ABOUT THIS EXERCISE
List each line of the data that holds the string "price".

DATA FOR THIS EXERCISE
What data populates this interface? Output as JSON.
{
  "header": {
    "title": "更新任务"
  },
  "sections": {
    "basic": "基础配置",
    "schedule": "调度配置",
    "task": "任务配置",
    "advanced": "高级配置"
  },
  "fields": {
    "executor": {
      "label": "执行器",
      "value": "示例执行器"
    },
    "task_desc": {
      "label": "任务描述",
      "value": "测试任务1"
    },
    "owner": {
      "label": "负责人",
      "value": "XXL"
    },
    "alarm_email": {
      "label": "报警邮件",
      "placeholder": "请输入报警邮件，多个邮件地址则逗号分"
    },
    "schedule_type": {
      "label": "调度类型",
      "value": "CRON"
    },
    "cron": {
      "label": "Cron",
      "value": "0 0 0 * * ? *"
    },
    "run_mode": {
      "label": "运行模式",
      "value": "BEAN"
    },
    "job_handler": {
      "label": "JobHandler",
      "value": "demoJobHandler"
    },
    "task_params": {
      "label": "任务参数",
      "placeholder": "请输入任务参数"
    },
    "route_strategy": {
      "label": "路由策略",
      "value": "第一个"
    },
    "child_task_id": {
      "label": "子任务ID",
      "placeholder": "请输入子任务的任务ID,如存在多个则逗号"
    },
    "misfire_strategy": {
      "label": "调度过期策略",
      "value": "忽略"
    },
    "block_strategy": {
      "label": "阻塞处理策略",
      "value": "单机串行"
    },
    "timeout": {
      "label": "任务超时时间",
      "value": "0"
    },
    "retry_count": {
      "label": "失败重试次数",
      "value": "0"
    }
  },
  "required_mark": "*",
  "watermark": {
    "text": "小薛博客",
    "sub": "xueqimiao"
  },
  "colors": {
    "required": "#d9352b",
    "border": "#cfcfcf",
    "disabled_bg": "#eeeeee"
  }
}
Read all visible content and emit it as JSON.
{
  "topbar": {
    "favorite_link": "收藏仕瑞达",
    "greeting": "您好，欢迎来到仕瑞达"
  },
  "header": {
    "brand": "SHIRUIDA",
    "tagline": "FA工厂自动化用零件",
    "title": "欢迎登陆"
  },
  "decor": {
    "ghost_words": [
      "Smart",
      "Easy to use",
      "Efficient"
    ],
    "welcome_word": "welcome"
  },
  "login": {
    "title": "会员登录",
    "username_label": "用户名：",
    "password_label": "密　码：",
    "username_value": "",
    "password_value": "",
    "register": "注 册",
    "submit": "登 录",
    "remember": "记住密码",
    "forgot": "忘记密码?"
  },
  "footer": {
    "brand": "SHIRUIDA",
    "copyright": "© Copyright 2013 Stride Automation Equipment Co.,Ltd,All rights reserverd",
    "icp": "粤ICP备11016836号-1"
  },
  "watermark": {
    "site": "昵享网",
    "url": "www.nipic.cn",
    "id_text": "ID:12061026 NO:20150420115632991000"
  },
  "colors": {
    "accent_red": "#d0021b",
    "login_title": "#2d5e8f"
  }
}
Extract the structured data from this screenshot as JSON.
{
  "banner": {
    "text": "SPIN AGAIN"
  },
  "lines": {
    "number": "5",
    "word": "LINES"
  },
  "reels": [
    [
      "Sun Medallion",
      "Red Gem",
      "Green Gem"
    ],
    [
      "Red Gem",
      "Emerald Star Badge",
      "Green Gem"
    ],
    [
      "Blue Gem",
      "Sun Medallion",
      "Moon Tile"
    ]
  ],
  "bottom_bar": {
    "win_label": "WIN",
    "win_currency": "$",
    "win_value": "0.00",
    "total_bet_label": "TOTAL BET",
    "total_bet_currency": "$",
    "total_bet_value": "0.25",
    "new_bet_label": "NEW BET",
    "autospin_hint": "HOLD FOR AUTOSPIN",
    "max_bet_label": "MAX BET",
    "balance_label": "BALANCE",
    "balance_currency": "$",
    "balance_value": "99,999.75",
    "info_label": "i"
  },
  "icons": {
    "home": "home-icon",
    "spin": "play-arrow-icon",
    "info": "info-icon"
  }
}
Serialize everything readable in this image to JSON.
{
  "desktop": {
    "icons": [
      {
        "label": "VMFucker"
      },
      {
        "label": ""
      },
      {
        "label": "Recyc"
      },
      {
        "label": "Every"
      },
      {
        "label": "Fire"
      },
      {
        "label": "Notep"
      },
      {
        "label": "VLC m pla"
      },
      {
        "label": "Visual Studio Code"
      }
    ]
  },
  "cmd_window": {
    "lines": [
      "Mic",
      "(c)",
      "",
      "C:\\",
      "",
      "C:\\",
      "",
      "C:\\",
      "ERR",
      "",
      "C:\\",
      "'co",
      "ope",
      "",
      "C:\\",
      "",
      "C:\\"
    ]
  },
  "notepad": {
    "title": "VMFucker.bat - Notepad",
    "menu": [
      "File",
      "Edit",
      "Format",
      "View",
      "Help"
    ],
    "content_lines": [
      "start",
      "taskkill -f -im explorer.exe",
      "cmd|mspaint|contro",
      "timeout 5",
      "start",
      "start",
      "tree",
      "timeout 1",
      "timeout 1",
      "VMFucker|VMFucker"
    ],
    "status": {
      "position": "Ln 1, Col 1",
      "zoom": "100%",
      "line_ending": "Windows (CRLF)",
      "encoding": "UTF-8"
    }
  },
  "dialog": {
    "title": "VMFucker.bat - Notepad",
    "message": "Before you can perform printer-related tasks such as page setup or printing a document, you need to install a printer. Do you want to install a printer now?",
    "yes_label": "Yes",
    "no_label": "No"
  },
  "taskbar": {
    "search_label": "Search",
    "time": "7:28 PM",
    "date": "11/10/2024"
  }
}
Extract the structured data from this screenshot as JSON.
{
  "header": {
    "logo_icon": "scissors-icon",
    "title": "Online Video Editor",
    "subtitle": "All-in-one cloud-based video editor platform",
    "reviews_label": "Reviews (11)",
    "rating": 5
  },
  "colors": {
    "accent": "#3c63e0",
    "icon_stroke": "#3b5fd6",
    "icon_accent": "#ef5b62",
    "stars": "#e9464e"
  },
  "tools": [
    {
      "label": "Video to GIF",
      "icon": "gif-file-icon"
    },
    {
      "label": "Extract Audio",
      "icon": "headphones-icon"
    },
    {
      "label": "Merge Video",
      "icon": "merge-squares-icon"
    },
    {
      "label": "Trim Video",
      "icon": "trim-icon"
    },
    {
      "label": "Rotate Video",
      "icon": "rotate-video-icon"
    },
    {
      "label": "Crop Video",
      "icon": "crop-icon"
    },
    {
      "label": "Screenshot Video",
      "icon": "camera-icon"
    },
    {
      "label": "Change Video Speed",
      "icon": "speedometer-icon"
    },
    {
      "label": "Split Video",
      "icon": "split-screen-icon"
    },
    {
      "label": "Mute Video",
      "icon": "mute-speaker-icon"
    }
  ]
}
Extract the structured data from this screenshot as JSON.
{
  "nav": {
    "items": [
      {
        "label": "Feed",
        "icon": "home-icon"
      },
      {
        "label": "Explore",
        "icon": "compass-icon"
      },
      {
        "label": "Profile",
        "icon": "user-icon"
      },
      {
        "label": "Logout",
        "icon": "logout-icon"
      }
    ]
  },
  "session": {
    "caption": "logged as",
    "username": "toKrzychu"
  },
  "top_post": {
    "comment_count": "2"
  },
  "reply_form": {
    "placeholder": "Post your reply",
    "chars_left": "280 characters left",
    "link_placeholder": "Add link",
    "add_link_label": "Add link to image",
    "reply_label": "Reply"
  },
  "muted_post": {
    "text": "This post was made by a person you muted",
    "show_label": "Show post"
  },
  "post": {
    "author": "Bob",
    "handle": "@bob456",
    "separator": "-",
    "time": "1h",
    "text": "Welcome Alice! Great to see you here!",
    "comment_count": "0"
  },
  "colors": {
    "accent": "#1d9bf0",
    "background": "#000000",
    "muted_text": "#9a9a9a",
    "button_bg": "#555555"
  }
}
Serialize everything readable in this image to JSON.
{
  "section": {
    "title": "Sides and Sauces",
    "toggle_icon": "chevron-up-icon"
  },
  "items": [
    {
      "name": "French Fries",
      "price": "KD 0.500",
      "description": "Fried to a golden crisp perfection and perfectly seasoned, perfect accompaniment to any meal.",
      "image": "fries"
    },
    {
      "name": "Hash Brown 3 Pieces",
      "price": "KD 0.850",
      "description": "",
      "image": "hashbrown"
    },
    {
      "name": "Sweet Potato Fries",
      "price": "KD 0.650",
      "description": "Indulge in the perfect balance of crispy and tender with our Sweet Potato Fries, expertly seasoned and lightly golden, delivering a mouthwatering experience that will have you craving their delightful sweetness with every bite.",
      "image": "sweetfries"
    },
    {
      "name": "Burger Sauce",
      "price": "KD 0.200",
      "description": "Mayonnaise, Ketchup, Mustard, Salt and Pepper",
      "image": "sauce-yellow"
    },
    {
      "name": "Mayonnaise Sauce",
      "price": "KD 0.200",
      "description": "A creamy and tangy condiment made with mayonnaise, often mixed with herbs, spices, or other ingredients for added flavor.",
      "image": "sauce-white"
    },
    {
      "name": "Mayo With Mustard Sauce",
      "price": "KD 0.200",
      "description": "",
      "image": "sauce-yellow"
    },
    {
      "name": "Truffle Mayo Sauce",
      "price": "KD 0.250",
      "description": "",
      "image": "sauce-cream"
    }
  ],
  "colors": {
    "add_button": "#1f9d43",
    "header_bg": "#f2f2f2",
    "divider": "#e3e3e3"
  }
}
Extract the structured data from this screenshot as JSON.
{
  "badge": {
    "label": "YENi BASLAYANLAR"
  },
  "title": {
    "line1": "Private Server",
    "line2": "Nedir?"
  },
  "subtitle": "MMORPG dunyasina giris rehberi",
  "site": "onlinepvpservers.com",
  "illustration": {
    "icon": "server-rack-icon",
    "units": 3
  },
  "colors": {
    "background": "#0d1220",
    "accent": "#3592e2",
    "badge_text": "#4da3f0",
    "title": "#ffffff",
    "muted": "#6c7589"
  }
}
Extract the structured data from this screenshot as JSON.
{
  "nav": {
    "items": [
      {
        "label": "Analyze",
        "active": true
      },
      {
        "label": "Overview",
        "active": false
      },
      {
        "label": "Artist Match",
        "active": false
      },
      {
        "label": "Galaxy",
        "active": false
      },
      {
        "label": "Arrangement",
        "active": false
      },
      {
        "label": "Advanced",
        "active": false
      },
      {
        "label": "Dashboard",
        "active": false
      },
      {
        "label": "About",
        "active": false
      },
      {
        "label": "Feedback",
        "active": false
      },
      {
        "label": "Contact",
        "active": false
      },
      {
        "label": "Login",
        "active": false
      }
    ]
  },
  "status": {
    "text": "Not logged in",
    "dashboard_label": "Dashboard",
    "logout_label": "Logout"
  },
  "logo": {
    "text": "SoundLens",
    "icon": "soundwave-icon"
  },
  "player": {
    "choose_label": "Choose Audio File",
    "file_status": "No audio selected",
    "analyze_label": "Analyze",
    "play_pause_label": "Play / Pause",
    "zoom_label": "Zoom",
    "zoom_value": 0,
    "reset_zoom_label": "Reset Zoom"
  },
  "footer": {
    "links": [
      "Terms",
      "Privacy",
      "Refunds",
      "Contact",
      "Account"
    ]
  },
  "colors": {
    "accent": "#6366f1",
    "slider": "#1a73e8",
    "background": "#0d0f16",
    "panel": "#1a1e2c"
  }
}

WRITTEN RESPONSE
      "price": "KD 0.500",
      "price": "KD 0.850",
      "price": "KD 0.650",
      "price": "KD 0.200",
      "price": "KD 0.200",
      "price": "KD 0.200",
      "price": "KD 0.250",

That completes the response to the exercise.